ENGLISH VERSION: The case instituted in order to have “Bailiff Piety” documentary considered as extremist, where Alexander Soldatov was a respondent, reached the RF Supreme Court
On 9 October L.N. Shvetsova, Judge of Vladimir Regional Court, dismissed the cassation appeal against the decisions of two court instances on “extremist” nature of “Bailiff Piety” documentary referred to by Portal-Credo.Ru. As reported by Portal-Credo.Ru, the appeal was lodged by Damir Gainutdinov, representative of Alexander Soldatov, founder of the Portal, on 13 August. It specified the flagrant violations of material and procedural laws on the part of Oktyabrsky District Court of Vladimir and Vladimir Regional Court in the course of the trials on the case instituted by the Public Prosecutor’s Office of Vladimir.
“Bailiff Piety” showing the attempts of the court bailiffs of the city of Vladimir to confiscate the relics of Saints Euphymios and Euphrosynia of Suzdal from the temple of the Russian Orthodox Autonomous Church (ROAC) in the autumn of 2012 had been posted on YouTube. In January 2013 Portal-Credo.Ru published the html code of the documentary. In February of the same year the Vladimir Regional Directorate of the Federal Security Service of the Russian Federation sent the film to the experts of the RF Ministry of Justice for examination. Additional expert examinations followed in the autumn of 2014. Then the film and the expert reports were filed with the Public Prosecutor’s Office of Vladimir along with the claim for the acknowledgment of the documentary as “extremist”. The first instance court satisfied the claim on 21 November 2014. On 17 February 2015 the appeals against this court decision lodged by Alexander Soldatov, the respondent in the case, and Mikhail Baranov, director of the film were dismissed by the appeals instance, i.e. the Vladimir Regional Court which also supplemented the decision of the first instance court by the demand to have the film confiscated at the place of its discovery. In April 2015 “Bailiff Piety” was entered in the RF List of Extremist Materials by the Ministry of Justice of the Russian Federation and access to the entire Portal-Credo.Ru was blocked by MegaFon communication services provider. This was done in spite of the fact that the documentary had never been published by Portal-Credo and the reference to the relevant html code had been deleted at the time of the court hearings. Along with these measures the Federal Supervision Agency for Information Technologies and Communications carried out the unscheduled government inspection of our mass medium.

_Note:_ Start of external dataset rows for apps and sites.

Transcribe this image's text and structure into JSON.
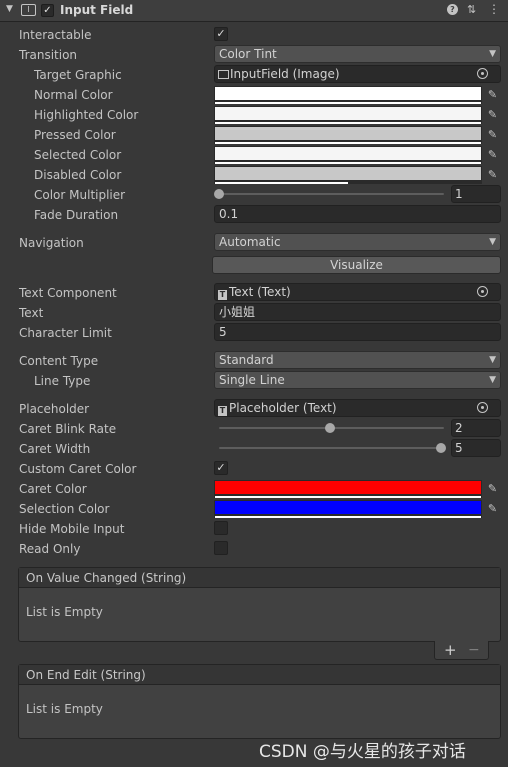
{
  "header": {
    "title": "Input Field",
    "enabled": true
  },
  "icons": {
    "help": "help-icon",
    "settings": "settings-icon",
    "more": "more-vertical-icon"
  },
  "fields": {
    "interactable": {
      "label": "Interactable",
      "checked": true
    },
    "transition": {
      "label": "Transition",
      "value": "Color Tint"
    },
    "target_graphic": {
      "label": "Target Graphic",
      "value": "InputField (Image)"
    },
    "normal_color": {
      "label": "Normal Color",
      "color": "#ffffff"
    },
    "highlighted_color": {
      "label": "Highlighted Color",
      "color": "#f5f5f5"
    },
    "pressed_color": {
      "label": "Pressed Color",
      "color": "#c8c8c8"
    },
    "selected_color": {
      "label": "Selected Color",
      "color": "#f5f5f5"
    },
    "disabled_color": {
      "label": "Disabled Color",
      "color": "#c8c8c8"
    },
    "color_multiplier": {
      "label": "Color Multiplier",
      "value": "1",
      "fraction": 0.0
    },
    "fade_duration": {
      "label": "Fade Duration",
      "value": "0.1"
    },
    "navigation": {
      "label": "Navigation",
      "value": "Automatic"
    },
    "visualize": {
      "label": "Visualize"
    },
    "text_component": {
      "label": "Text Component",
      "value": "Text (Text)"
    },
    "text": {
      "label": "Text",
      "value": "小姐姐"
    },
    "character_limit": {
      "label": "Character Limit",
      "value": "5"
    },
    "content_type": {
      "label": "Content Type",
      "value": "Standard"
    },
    "line_type": {
      "label": "Line Type",
      "value": "Single Line"
    },
    "placeholder": {
      "label": "Placeholder",
      "value": "Placeholder (Text)"
    },
    "caret_blink_rate": {
      "label": "Caret Blink Rate",
      "value": "2",
      "fraction": 0.5
    },
    "caret_width": {
      "label": "Caret Width",
      "value": "5",
      "fraction": 1.0
    },
    "custom_caret_color": {
      "label": "Custom Caret Color",
      "checked": true
    },
    "caret_color": {
      "label": "Caret Color",
      "color": "#ff0000"
    },
    "selection_color": {
      "label": "Selection Color",
      "color": "#0000ff"
    },
    "hide_mobile_input": {
      "label": "Hide Mobile Input",
      "checked": false
    },
    "read_only": {
      "label": "Read Only",
      "checked": false
    }
  },
  "events": {
    "on_value_changed": {
      "title": "On Value Changed (String)",
      "body": "List is Empty"
    },
    "on_end_edit": {
      "title": "On End Edit (String)",
      "body": "List is Empty"
    },
    "add_label": "+",
    "remove_label": "−"
  },
  "watermark": "CSDN @与火星的孩子对话"
}
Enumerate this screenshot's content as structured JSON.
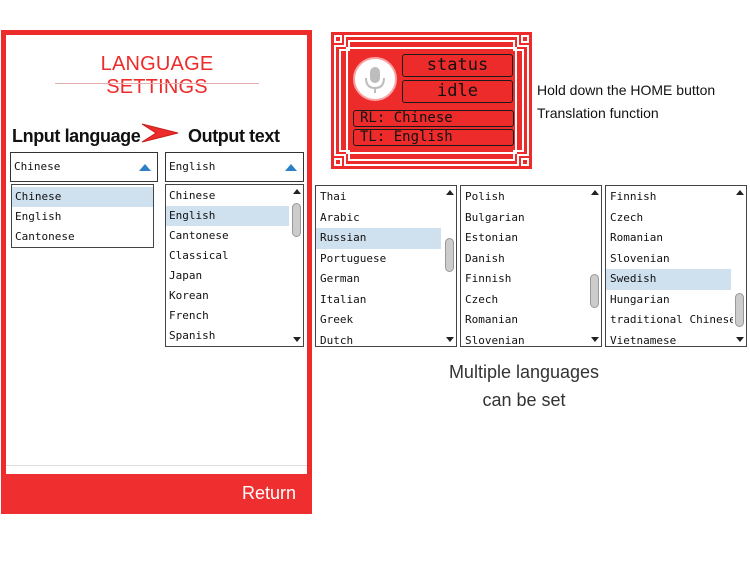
{
  "settings": {
    "title": "LANGUAGE SETTINGS",
    "input_label": "Lnput language",
    "output_label": "Output text",
    "input_select_value": "Chinese",
    "output_select_value": "English",
    "input_list": [
      {
        "label": "Chinese",
        "selected": true
      },
      {
        "label": "English",
        "selected": false
      },
      {
        "label": "Cantonese",
        "selected": false
      }
    ],
    "output_list": [
      {
        "label": "Chinese",
        "selected": false
      },
      {
        "label": "English",
        "selected": true
      },
      {
        "label": "Cantonese",
        "selected": false
      },
      {
        "label": "Classical",
        "selected": false
      },
      {
        "label": "Japan",
        "selected": false
      },
      {
        "label": "Korean",
        "selected": false
      },
      {
        "label": "French",
        "selected": false
      },
      {
        "label": "Spanish",
        "selected": false
      }
    ],
    "return_label": "Return"
  },
  "device": {
    "status_label": "status",
    "state_label": "idle",
    "rl_label": "RL: Chinese",
    "tl_label": "TL: English",
    "hint_line1": "Hold down the HOME button",
    "hint_line2": "Translation function"
  },
  "language_lists": [
    {
      "items": [
        "Thai",
        "Arabic",
        "Russian",
        "Portuguese",
        "German",
        "Italian",
        "Greek",
        "Dutch"
      ],
      "selected_index": 2
    },
    {
      "items": [
        "Polish",
        "Bulgarian",
        "Estonian",
        "Danish",
        "Finnish",
        "Czech",
        "Romanian",
        "Slovenian"
      ],
      "selected_index": -1
    },
    {
      "items": [
        "Finnish",
        "Czech",
        "Romanian",
        "Slovenian",
        "Swedish",
        "Hungarian",
        "traditional Chinese",
        "Vietnamese"
      ],
      "selected_index": 4
    }
  ],
  "caption": {
    "line1": "Multiple languages",
    "line2": "can be set"
  },
  "colors": {
    "accent_red": "#ee2b2b",
    "selection": "#cfe0ef",
    "dropdown_arrow": "#2f7fc6"
  }
}
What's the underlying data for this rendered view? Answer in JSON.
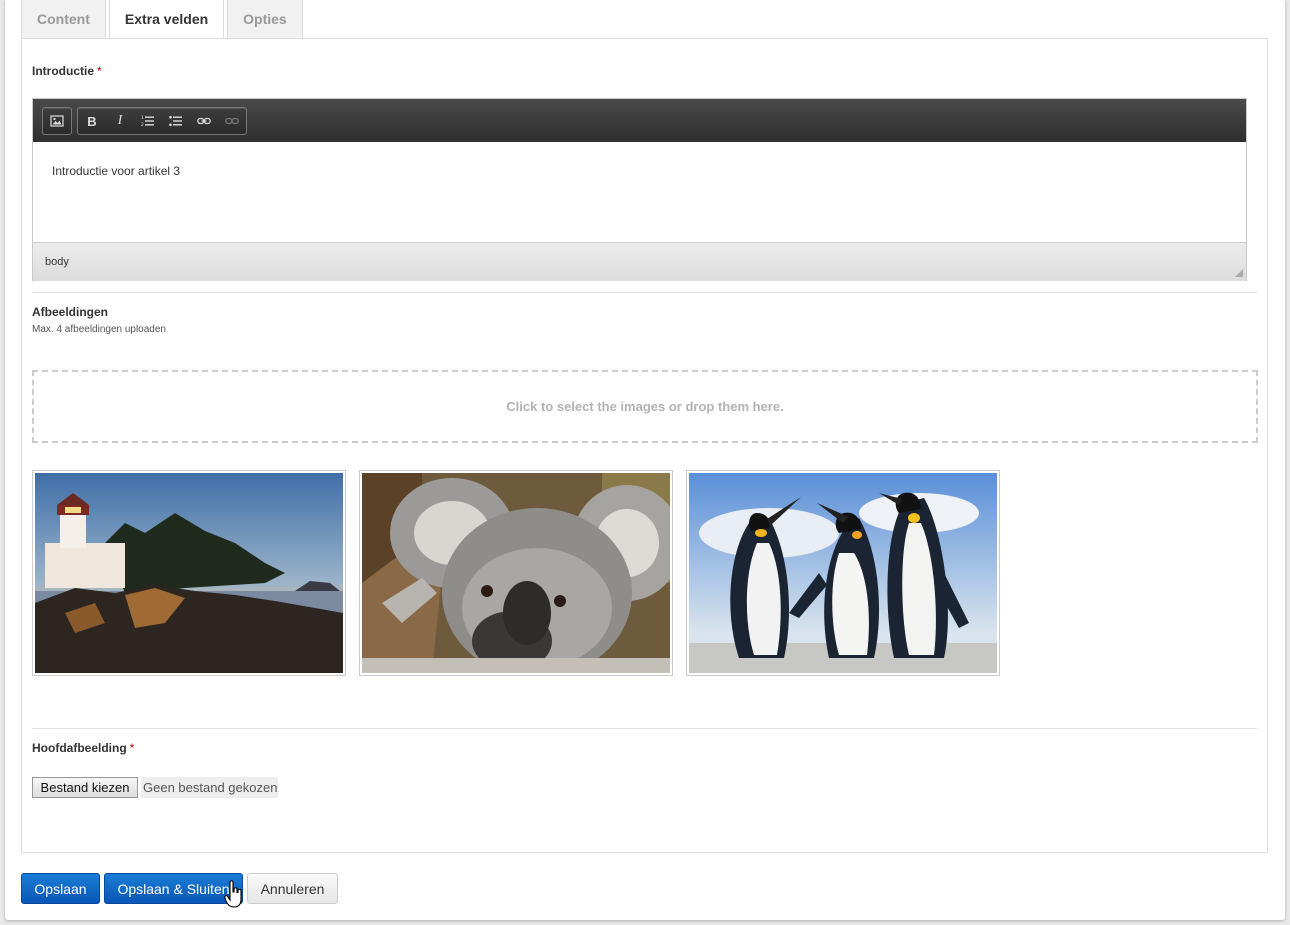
{
  "tabs": [
    {
      "label": "Content",
      "active": false
    },
    {
      "label": "Extra velden",
      "active": true
    },
    {
      "label": "Opties",
      "active": false
    }
  ],
  "intro": {
    "label": "Introductie",
    "required_mark": "*",
    "content": "Introductie voor artikel 3",
    "status_path": "body",
    "toolbar": {
      "buttons": [
        {
          "name": "image-icon"
        },
        {
          "name": "bold-icon",
          "label": "B"
        },
        {
          "name": "italic-icon",
          "label": "I"
        },
        {
          "name": "ordered-list-icon"
        },
        {
          "name": "unordered-list-icon"
        },
        {
          "name": "link-icon"
        },
        {
          "name": "unlink-icon",
          "disabled": true
        }
      ]
    }
  },
  "images": {
    "label": "Afbeeldingen",
    "hint": "Max. 4 afbeeldingen uploaden",
    "dropzone_text": "Click to select the images or drop them here.",
    "thumbnails": [
      {
        "name": "lighthouse"
      },
      {
        "name": "koala"
      },
      {
        "name": "penguins"
      }
    ]
  },
  "main_image": {
    "label": "Hoofdafbeelding",
    "required_mark": "*",
    "file_button": "Bestand kiezen",
    "file_status": "Geen bestand gekozen"
  },
  "actions": {
    "save": "Opslaan",
    "save_close": "Opslaan & Sluiten",
    "cancel": "Annuleren"
  },
  "colors": {
    "primary": "#0b56b4",
    "required": "#cc0000",
    "toolbar": "#2e2e2e"
  }
}
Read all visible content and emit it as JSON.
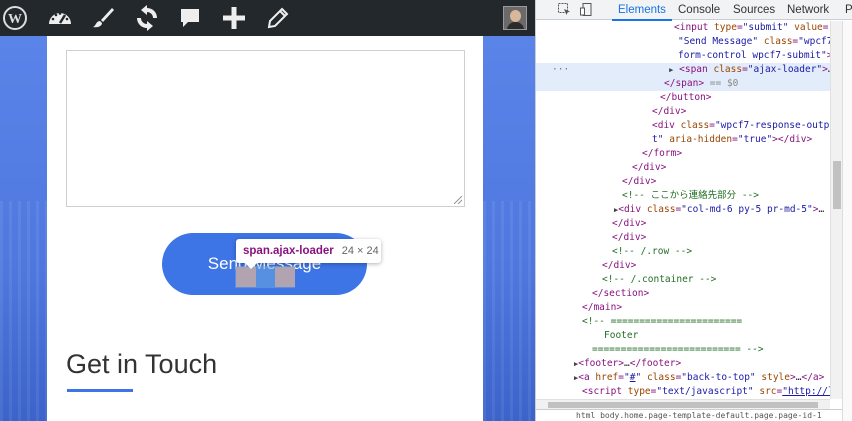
{
  "admin_bar": {
    "icons": [
      "wordpress-icon",
      "dashboard-icon",
      "customize-brush-icon",
      "updates-icon",
      "comments-icon",
      "new-plus-icon",
      "edit-pencil-icon"
    ]
  },
  "page": {
    "send_button_label": "Send Message",
    "tooltip_selector": "span.ajax-loader",
    "tooltip_size": "24 × 24",
    "section_heading": "Get in Touch"
  },
  "devtools": {
    "tabs": [
      "Elements",
      "Console",
      "Sources",
      "Network",
      "Pe"
    ],
    "active_tab": "Elements",
    "breadcrumb": "html  body.home.page-template-default.page.page-id-1"
  },
  "colors": {
    "accent": "#3d74e6",
    "adminbar": "#23282d",
    "tag": "#881280",
    "attr": "#994500",
    "value": "#1a1aa6",
    "comment": "#236e25"
  }
}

The experts examinations on which the court relied in its decision had been the inadequate pieces of evidence under the RF law. Such was the key argument set out in the respondent’s cassation appeal. The law does not allow any party to a trial to carry out expert examinations. However, the RF Ministry of Justice was admitted by the court as a party concerned in the case. Moreover, the experts were not warned of the criminal liability for false evidence, and the report on the only expert examination (out of seven) which discovered the elements of “extremism” in the film did not have any specification of its time and place, nor any details of its initiator, the questions that had been posed to the expert and the methods used by him in the course of the examination. The court failed to give any comment on the reports on the examinations submitted by the respondent, although, under the law, they were to prevail over the similar reports of the claimant since the respondent’s examinations had been carried out by the experts with higher levels of skills, and some of them had been carried out by two or more experts.
According to the opinion of the applicant, the court misapplied the RF Federal Law on Anti-Extremist Activities and ignored the Decree of the Plenary Meeting of the RF Supreme Court dated 28 June 2011 on the Judicial Practice in the Cases of Crimes of Extremist Nature. Calls for extremism are regarded by the RF Supreme Court as calls to other persons expressly worded with a view to inspire them to start extremist activities. None of the reports of the expert examinations identified such calls in “Bailiff Piety”.
The cassation appeal also specified the violations of the provisions of the European Convention on Human Rights ratified by Russia and the legal principles of the European Court of Human Rights (ECHR) on the part of both court instances.
On 23 October the representative of Alexander Soldatov lodged his appeal in exercise of supervisory power with the RF Supreme Court. Under the law, the Supreme Court has two to three months for the review of this appeal (depending on the time of the evocation of the case by the Supreme Court).